  • Subjects / Keywords
  • Graduation date
    2013-11
  • Type of Item
    Thesis
  • Degree
    Doctor of Philosophy
  • DOI
    https://doi.org/10.7939/R3ZG6GJ51
  • License
    This thesis is made available by the University of Alberta Libraries with permission of the copyright owner solely for non-commercial purposes. This thesis, or any portion thereof, may not otherwise be copied or reproduced without the written consent of the copyright owner, except to the extent permitted by Canadian copyright law.
  • Language
    English
  • Institution
    University of Alberta
  • Degree level
    Doctoral
  • Department
    • Department of Medical Microbiology and Immunology
  • Specialization
    • Immunology
  • Supervisor / co-supervisor and their department(s)
    • Gill, Ronald (Medical Microbiology and Immunology)
    • Anderson, Colin (Medical Microbiology and Immunology)
  • Examining committee members and their departments
    • Rayat, Gina (Medical Microbiology and Immunology)

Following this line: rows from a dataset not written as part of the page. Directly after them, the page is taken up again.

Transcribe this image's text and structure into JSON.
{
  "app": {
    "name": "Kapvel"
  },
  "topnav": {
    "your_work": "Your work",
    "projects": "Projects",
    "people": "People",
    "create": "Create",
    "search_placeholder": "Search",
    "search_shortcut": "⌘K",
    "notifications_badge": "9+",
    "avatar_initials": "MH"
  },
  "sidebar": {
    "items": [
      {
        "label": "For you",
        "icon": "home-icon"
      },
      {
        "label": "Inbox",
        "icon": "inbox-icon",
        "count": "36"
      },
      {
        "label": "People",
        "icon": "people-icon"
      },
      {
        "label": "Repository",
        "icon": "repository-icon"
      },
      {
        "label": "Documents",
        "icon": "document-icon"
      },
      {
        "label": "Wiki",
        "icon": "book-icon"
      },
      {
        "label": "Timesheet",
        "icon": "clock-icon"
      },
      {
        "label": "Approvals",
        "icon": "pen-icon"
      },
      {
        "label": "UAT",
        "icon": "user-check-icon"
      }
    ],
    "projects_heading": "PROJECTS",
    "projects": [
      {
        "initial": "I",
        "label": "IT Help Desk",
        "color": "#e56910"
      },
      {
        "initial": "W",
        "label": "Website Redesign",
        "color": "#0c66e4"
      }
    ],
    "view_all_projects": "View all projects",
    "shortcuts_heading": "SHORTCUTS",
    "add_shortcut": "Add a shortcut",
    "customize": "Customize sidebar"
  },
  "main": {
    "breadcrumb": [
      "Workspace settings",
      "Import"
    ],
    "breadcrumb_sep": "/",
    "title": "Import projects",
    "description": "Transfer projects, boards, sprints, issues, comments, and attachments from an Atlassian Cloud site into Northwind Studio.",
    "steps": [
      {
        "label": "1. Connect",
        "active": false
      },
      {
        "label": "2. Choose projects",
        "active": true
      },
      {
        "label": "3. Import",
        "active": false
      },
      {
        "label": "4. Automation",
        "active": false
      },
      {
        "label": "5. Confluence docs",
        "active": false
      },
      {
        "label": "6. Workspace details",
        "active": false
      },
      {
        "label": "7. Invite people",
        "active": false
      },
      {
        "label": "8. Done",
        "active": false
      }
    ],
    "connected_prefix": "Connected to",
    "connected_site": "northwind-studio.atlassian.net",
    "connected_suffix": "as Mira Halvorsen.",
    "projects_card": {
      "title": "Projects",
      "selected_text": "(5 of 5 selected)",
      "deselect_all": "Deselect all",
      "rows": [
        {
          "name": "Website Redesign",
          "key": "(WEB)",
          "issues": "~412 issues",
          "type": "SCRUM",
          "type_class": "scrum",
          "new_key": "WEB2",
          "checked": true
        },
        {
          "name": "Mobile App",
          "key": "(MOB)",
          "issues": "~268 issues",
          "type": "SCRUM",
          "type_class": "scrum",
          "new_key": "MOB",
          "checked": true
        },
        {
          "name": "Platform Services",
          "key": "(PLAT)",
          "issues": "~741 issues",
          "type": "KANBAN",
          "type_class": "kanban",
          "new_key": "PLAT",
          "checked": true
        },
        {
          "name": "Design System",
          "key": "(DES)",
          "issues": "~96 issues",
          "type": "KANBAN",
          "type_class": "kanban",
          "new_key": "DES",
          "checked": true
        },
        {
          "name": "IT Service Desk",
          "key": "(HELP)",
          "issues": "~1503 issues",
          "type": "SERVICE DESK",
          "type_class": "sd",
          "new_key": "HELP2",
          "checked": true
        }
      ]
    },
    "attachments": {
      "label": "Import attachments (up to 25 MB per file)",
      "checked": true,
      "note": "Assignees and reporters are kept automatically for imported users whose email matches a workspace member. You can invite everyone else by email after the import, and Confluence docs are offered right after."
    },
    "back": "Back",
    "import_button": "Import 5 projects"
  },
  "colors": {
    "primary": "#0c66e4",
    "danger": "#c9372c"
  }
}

    • Baldwin, Troy (Medical Microbiology and Immunology)
    • Kane, Kevin (Medical Microbiology and Immunology)
    • Barry, Michele (Medical Microbiology and Immunology)
    • Rothstein, David (University of Pittsburgh, Department of Immunology)